The House Committee on Oversight and Government Reform is investigating Paulson & Co.’s relationship with the Center for Responsible Lending, to which the firm donated $15 million in 2007 to help homeowners fight off foreclosure, but which may have helped the organization expand activities that could have enhanced the profits of Paulson's subprime bets.

The committee is investigating Paulson’s ties to the CRL, as it believes that the organization helped escalate the subprime mortgage debacle. In a May 26 letter to John Paulson (PDF of letter here), Darrell Issa (R –CA), the Congressional committee’s ranking member, requested that the firm deliver various documents relating to CRL by June 9.

"While Paulson & Co. has not been named in the SEC’s suit [against Goldman Sachs & Co.], it donated $15 million to the Center for Responsible Lending, an organization that was pushing for risky 'affordable’ mortgage lending while Paulson & Co. was simultaneously betting on a collapse in the housing market," said Issa in the letter. Issa said Paulson’s ties to the CRL "raises questions about the connections between organizations advocating for policies that caused the housing bubble and companies that were positioned to benefit from the bubble’s collapse."

The firm has denounced Issa’s letter and its allegations. "Paulson & Co’s’ donation was used exclusively to provide legal assistance to people facing foreclosure to help them stay in their homes," said a spokesman for the firm.
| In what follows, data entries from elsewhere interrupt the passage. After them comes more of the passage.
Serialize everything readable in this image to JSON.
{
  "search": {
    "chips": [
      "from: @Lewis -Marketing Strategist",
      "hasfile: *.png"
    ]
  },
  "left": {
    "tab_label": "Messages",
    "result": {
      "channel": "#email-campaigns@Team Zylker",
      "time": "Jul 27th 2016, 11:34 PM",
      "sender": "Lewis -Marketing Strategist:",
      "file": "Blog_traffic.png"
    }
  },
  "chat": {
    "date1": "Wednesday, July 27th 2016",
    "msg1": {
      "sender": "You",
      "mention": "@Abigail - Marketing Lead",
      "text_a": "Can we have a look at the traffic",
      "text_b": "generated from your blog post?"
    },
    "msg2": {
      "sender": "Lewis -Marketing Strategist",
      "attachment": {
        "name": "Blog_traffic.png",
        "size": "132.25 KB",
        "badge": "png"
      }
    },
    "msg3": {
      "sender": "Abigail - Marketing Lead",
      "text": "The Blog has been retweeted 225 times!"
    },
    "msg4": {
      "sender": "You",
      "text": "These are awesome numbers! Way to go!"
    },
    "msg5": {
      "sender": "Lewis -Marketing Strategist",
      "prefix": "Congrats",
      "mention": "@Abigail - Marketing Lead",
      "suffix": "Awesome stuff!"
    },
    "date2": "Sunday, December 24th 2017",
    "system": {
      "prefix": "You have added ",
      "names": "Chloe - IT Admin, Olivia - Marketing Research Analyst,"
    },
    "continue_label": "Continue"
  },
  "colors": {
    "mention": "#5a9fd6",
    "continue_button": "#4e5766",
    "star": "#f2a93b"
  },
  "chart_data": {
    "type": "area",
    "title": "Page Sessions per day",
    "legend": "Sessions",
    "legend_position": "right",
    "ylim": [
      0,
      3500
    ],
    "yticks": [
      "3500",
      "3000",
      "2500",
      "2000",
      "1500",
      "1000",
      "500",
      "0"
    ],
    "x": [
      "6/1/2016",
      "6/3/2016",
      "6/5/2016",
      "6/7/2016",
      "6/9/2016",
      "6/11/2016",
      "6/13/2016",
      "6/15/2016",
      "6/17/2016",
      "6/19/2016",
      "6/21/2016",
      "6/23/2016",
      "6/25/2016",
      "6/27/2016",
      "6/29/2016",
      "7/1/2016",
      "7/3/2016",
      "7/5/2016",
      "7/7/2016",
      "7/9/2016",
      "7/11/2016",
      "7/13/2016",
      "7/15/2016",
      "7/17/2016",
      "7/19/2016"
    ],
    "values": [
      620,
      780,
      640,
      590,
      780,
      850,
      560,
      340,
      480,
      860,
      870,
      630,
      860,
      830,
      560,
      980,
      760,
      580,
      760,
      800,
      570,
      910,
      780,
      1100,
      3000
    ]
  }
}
Additionally, he said the program has provided legal aid to thousands of people facing foreclosure; that it has distributed $10 million to 34 legal services organizations in 30 states through multi-year grants; and that the CRL estimates more than 1,300 homes have been saved by its program.

"I don’t think the backlash will be significant, and I believe they’re perfectly innocent, but that means nothing in this day and age," said one institutional investor in Paulson. "They will be vilified—simply because they were winners."

The donation made Paulson the CRL’s largest single donor. At that time, Michael Waldorf, a senior vice president at Paulson & Co, said that the donation to CRL’s legal aid fund was intended to help homeowners who were being forced of out their homes and couldn’t afford lawyers. John Paulson addressed the donation in a late-2007 letter to investors, noting that he believed it was "important to help those who have suffered the most as a result of predatory subprime lending practices."

Issa believes the donations were not so straightforward. He specifically takes issue with the fact that Paulson’s donation helped bolster the CRL’s revenues by nearly 250% in 2007. "According to reports, CRL was involved in a strategy to 'shake down and harass banks into making bad loans to unqualified buyers,’" Issa said in the letter, noting that many of the loans made by CRL affiliate Self Help Credit Union wound up on the books of Fannie Mae and Freddie Mac, which cost taxpayers billions of dollars when those organizations ultimately collapsed.

According to Issa, Paulson’s donation also enabled CRL to step up its lobbying for Congress to approve legislation that would have enabled bankruptcy judges to write down the principal of mortgages facing foreclosure, thereby feeding the payout on Paulson’s short position on the housing market. "The American people have the right to know the true impact of Paulson & Co.’s donation to CRL on CRL’s ability to push for the kind of mortgages that precipitated the financial crisis," said Issa.

ISSN: 2151-1845 / CDC10004H